Amid the COVID-19 global pandemic and economic slump, Gov. Phil Murphy approved a bill on Tuesday evening that would ramp up recycling requirements for unused and wasted food.
The newly signed Assembly Bill 2371 requires large generators of food waste – such as hospitals, prisons, restaurants and supermarkets – to recycle food garbage rather than send it to incinerators or landfills. The measure goes into effect in 18 months.
At its core, the bill requires generators of more than 52 tons of food per year to separate food waste and send it to the closest authorized recycling facility within 25 miles.
Sen. Bob Smith, D-17th District, the bill’s main sponsor, argued that the legislation would create an entirely new industry, revolving around environmentally conscious food recycling, rather than letting it sit in a landfill where it would produce methane gas. In the years to follow, the booming industry would drive down costs and vastly outdo any expenses that businesses might incur in the near future, according to Smith.
“It’s not only progressive environmentally, but it’s very good in terms of starting new industries,” Smith told NJBIZ.

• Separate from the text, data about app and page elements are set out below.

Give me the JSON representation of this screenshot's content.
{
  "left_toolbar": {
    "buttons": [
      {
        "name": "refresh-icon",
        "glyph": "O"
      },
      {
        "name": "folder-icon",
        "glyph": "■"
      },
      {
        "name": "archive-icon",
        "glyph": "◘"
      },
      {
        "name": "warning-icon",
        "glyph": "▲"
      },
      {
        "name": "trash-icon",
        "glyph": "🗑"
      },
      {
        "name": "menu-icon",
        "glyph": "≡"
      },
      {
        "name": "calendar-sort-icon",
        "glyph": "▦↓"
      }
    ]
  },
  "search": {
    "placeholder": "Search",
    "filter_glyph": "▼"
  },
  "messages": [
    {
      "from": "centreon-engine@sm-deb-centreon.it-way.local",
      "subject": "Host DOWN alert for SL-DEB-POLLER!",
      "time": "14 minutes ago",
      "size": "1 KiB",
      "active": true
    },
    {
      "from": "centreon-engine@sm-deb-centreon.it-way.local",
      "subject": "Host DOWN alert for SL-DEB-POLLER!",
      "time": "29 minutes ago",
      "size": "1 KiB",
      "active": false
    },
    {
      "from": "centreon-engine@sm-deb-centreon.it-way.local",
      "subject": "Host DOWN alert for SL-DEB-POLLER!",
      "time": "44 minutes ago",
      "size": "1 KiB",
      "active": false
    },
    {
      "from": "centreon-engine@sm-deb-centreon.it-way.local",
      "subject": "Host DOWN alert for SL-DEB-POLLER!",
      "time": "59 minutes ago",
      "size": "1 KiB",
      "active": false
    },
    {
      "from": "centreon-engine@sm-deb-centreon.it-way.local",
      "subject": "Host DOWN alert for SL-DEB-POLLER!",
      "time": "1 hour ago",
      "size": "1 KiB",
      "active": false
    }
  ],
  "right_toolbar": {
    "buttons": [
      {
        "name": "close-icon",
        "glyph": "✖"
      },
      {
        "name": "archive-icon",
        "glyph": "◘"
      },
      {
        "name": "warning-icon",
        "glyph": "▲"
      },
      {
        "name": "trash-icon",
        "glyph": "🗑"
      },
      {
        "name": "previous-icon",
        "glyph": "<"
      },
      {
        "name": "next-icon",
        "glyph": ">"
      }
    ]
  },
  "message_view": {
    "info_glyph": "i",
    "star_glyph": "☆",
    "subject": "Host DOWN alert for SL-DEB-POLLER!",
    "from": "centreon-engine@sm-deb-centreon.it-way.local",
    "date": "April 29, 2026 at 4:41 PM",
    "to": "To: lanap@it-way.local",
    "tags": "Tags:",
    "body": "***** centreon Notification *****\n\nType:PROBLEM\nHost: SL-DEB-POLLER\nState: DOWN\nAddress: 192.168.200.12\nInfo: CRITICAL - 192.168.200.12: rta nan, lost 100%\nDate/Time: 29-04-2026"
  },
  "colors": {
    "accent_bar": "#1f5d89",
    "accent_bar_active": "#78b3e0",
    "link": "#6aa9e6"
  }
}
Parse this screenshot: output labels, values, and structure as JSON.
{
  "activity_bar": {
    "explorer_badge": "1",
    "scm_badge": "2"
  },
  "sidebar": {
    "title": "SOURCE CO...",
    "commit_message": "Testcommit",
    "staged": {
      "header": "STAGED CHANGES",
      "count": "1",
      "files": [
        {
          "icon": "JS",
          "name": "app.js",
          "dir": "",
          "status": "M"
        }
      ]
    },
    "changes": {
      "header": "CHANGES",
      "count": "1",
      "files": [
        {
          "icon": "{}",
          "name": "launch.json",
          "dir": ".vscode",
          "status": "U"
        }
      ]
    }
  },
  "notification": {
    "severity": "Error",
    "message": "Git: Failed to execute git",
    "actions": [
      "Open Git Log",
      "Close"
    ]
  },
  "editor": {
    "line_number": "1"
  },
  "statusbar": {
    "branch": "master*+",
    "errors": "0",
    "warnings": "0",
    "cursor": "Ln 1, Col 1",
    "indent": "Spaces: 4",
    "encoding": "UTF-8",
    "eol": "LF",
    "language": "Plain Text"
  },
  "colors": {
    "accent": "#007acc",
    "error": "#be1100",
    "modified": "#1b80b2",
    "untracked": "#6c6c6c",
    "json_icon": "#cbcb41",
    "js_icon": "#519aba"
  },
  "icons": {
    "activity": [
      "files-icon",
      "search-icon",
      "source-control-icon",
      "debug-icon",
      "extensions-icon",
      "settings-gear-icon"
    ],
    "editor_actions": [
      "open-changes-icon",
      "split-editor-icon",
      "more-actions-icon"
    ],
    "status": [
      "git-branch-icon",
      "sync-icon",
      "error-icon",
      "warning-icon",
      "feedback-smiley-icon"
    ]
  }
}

Smith said that because the bill does not kick in for nearly two years, that should buy state and local officials and business executives time to first contain the COVID-19 outbreak and bounce back economically, before getting this new industry started.
“This might be one of the pieces of that recovery, new industries, new jobs. Certainly not by itself, it’s not going to do that, but it’s a new industry for the state,” Smith said.
To halt the spread of the virus, Murphy over the past month enacted a ban on any public gatherings, a prohibition on most travel, and the closure of any “non-essential retail,” including dine-in restaurants.
Although take-out and delivery are still allowed, many restaurants have still opted to indefinitely shutter their windows. Mass unemployment and stay-at-home orders have prompted hundreds of thousands of New Jerseyans to reign in their spending.
“Our food system, our food supply chain system is being taxed in ways it never has been before,” Doug O’Malley, director of the advocacy group Environment New Jersey, told NJBIZ. “We will recover and we need to be thinking about a more sustainable way to dispose of food waste.”
The U.S. Department of Agriculture says that upwards of 40 percent of food is never eaten, while up to 38 million tons of food – equaling $168 billion – are thrown away each year, according to the Environmental Protection Agency.
Last year, a legislative snafu would have allowed food-recycling to include placing the waste in landfills and incinerators. Murphy vetoed the bill over the summer because he worried those exemptions “severely weakened” it.
Smith agreed, contending that he only allowed the carve outs into the proposal in order to get the bill through the state Legislature.
According to the nonpartisan Office of Legislative Services, the new law could likely translate into “potentially significant” cost increases for universities across the state to comply with the new rules. It could also mean new costs for state and local governments.
Businesses and other entities, like municipalities, could apply for a waiver for the new requirements if costs of transporting the waste are at least 10 percent more than the costs of sending it to a landfill—as they would have done prior to the law’s enactment.
According to the Department of Environmental Protection, there are four food waste facilities across the state – Trenton Renewable Power in Trenton, Republic Services of New Jersey in Middlesex, Waste Management of New Jersey in Elizabeth and Gloucester City Organic Recycling in Gloucester City.
However, there are dozens more solid waste disposal sites – more commonly known as landfills – and the bill allows large food waste generators to also send refuse to one of these facilities if they are not within 25 miles of one of the four facilities.
Entities can also separate and then compost their refuse on-site with anaerobic digesters or another acceptable means of recycling.